Thank you for letting me read your works. Good luck!

Unrepentant Escapist said...

Great query. I love the idea. You set up such a compelling, strong character internal arc for me. I would just gobble this up. I hope hope hope her father gets a love match.

I'd cut the line in the query about building a wall around her heart. That's already been explained well enough,

The sample page isn't as good as the query for me. It feels overwrought. Like she's sixteen going on fifty. For example, I've never thought of my heart as young. Or used the phrase childhood imaginings. Especially when they're about her mom's death. Did she really fantasize about that when she was a kid? Am I the weird one for just crossing my fingers and hoping everyone I loved would be just turn out to be immortal?

Uncouth is also not a word I'd expect to hear from an 11 year old or teenager. I feel like your query is so conversational and light, but the prose is heavy. I'd prefer a more casual prose style, personally. Something more like your query.

Unrepentant Escapist said...

To ad, also, it feels like the description of her mom dying is pretty divorced from her feelings. Like she's just watching. That might be intentional on your part, but it doesn't feel to me like her heart is shattering. She feels very clinical.

The Agent said...

So I think this is a cute start, though I had a bit of trouble making the logical leap between hitting cupid with her car and why that necessarily means that Megan becomes his assistant. I also don't know her age or the setting, though I am assuming it's Young Adult because you're talking about love - though this could also be an adult submission, which is why it's good to let us know early on what genre/age range this is.

Ok so now in the second paragraph I find out that she's sixteen, but you're telling me a second time that she doesn't believe in love, so I would fix that. But I do find it intriguing that you say she doesn't believe in familial love either. I was a bit thrown by the sentence "the closest she's come to romance" - because if she doesn't believe in love, then isn't romance out of the question? But "little man with wings" is cute, and I'm still intrigued. Though I do feel I have seen books like this before, so the writing will have to wow me - that's what I'm thinking right now.

I almost feel like paragraph three could be the start of your query letter - there is repetition going on here.
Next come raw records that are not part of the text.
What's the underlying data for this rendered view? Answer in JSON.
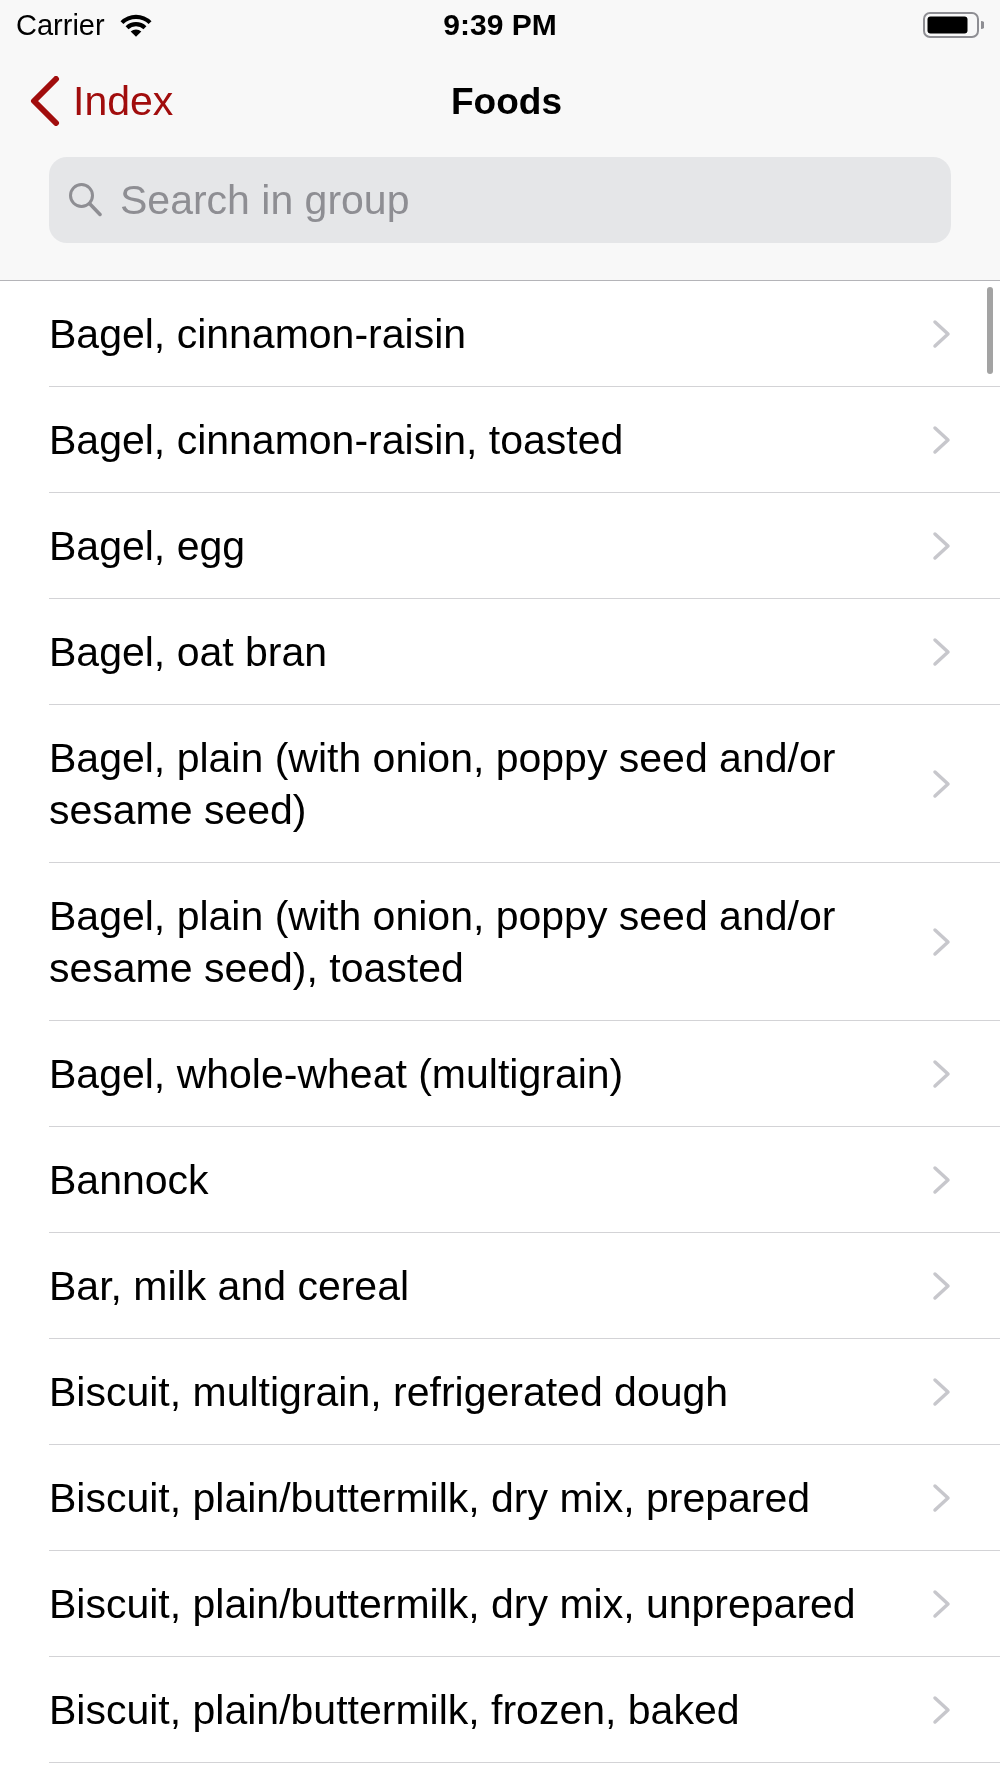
{
  "status_bar": {
    "carrier": "Carrier",
    "time": "9:39 PM"
  },
  "nav_bar": {
    "back_label": "Index",
    "title": "Foods"
  },
  "search": {
    "placeholder": "Search in group"
  },
  "rows": [
    {
      "label": "Bagel, cinnamon-raisin"
    },
    {
      "label": "Bagel, cinnamon-raisin, toasted"
    },
    {
      "label": "Bagel, egg"
    },
    {
      "label": "Bagel, oat bran"
    },
    {
      "label": "Bagel, plain (with onion, poppy seed and/or sesame seed)"
    },
    {
      "label": "Bagel, plain (with onion, poppy seed and/or sesame seed), toasted"
    },
    {
      "label": "Bagel, whole-wheat (multigrain)"
    },
    {
      "label": "Bannock"
    },
    {
      "label": "Bar, milk and cereal"
    },
    {
      "label": "Biscuit, multigrain, refrigerated dough"
    },
    {
      "label": "Biscuit, plain/buttermilk, dry mix, prepared"
    },
    {
      "label": "Biscuit, plain/buttermilk, dry mix, unprepared"
    },
    {
      "label": "Biscuit, plain/buttermilk, frozen, baked"
    }
  ]
}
Yes, I would definitely start your query with your third paragraph - it's tightly packed, but you basically have almost everything in there! A query doesn't have to be long to be effective.

I like your comp titles, but be wary of using "The Fault in Our Stars" unless it's really really relevant...I'm curious enough to see what the voice will be like.
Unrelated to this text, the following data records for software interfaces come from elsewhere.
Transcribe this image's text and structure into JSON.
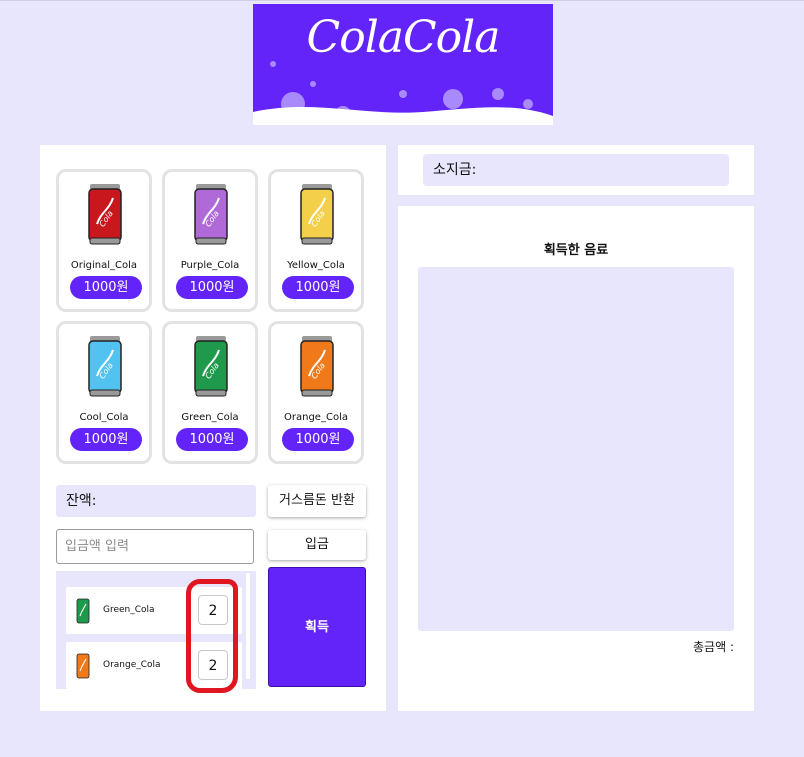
{
  "logo": {
    "text": "ColaCola"
  },
  "colas": [
    {
      "name": "Original_Cola",
      "price": "1000원",
      "color": "#c8171d",
      "dark": "#8e0e12"
    },
    {
      "name": "Purple_Cola",
      "price": "1000원",
      "color": "#b06ad8",
      "dark": "#7d3fa6"
    },
    {
      "name": "Yellow_Cola",
      "price": "1000원",
      "color": "#f4cf4a",
      "dark": "#c9a227"
    },
    {
      "name": "Cool_Cola",
      "price": "1000원",
      "color": "#52c3f1",
      "dark": "#2a92bf"
    },
    {
      "name": "Green_Cola",
      "price": "1000원",
      "color": "#1f9a4c",
      "dark": "#106b31"
    },
    {
      "name": "Orange_Cola",
      "price": "1000원",
      "color": "#f07a1a",
      "dark": "#b8540a"
    }
  ],
  "balance_label": "잔액:",
  "change_button": "거스름돈 반환",
  "deposit_placeholder": "입금액 입력",
  "deposit_button": "입금",
  "get_button": "획득",
  "cart": [
    {
      "name": "Green_Cola",
      "qty": "2",
      "color": "#1f9a4c"
    },
    {
      "name": "Orange_Cola",
      "qty": "2",
      "color": "#f07a1a"
    }
  ],
  "money_label": "소지금:",
  "acquired_title": "획득한 음료",
  "total_label": "총금액 :",
  "accent_color": "#6324fa",
  "annotation_color": "#e01620"
}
The text:

You make it seem like her mom is just going away - not dying, and I wouldn't use the word "young" heart - if she's 16 then clearly her heart is young... - also, I'm not sure you would use the word "uncouth" to describe hair - perhaps you mean "unkempt"?

I think you would be better off putting this in the present tense - not just telling us about it, but showing us Megan sitting on her mom's bed - start with: "I sat on my mom's bed in the hospital..." - that sort of thing.

As it currently stands, the voice here isn't quite enough to grab me, despite the really cute concept! So I'm not sure if I'd read on...

Kenneth W. Barber said...

I love the hook. You repeat that she doesn't believe in love at the beginning of the first and second paragraphs. This only needs to be said once and you could use the space to give more info. I think you should give us her age in the first paragraph, that way we know what we're reading. Why does she have to become Cupid's assistant? I'm confused why she would be trying to get romance if she doesn't believe in love. I would suggest beginning in the present and saving the flasback exposition for later in the book. It's great insight, but I really want to know who she is and what she's dealing with right now. Overall, I think this is pretty good. I love the concept and I would definitely read more.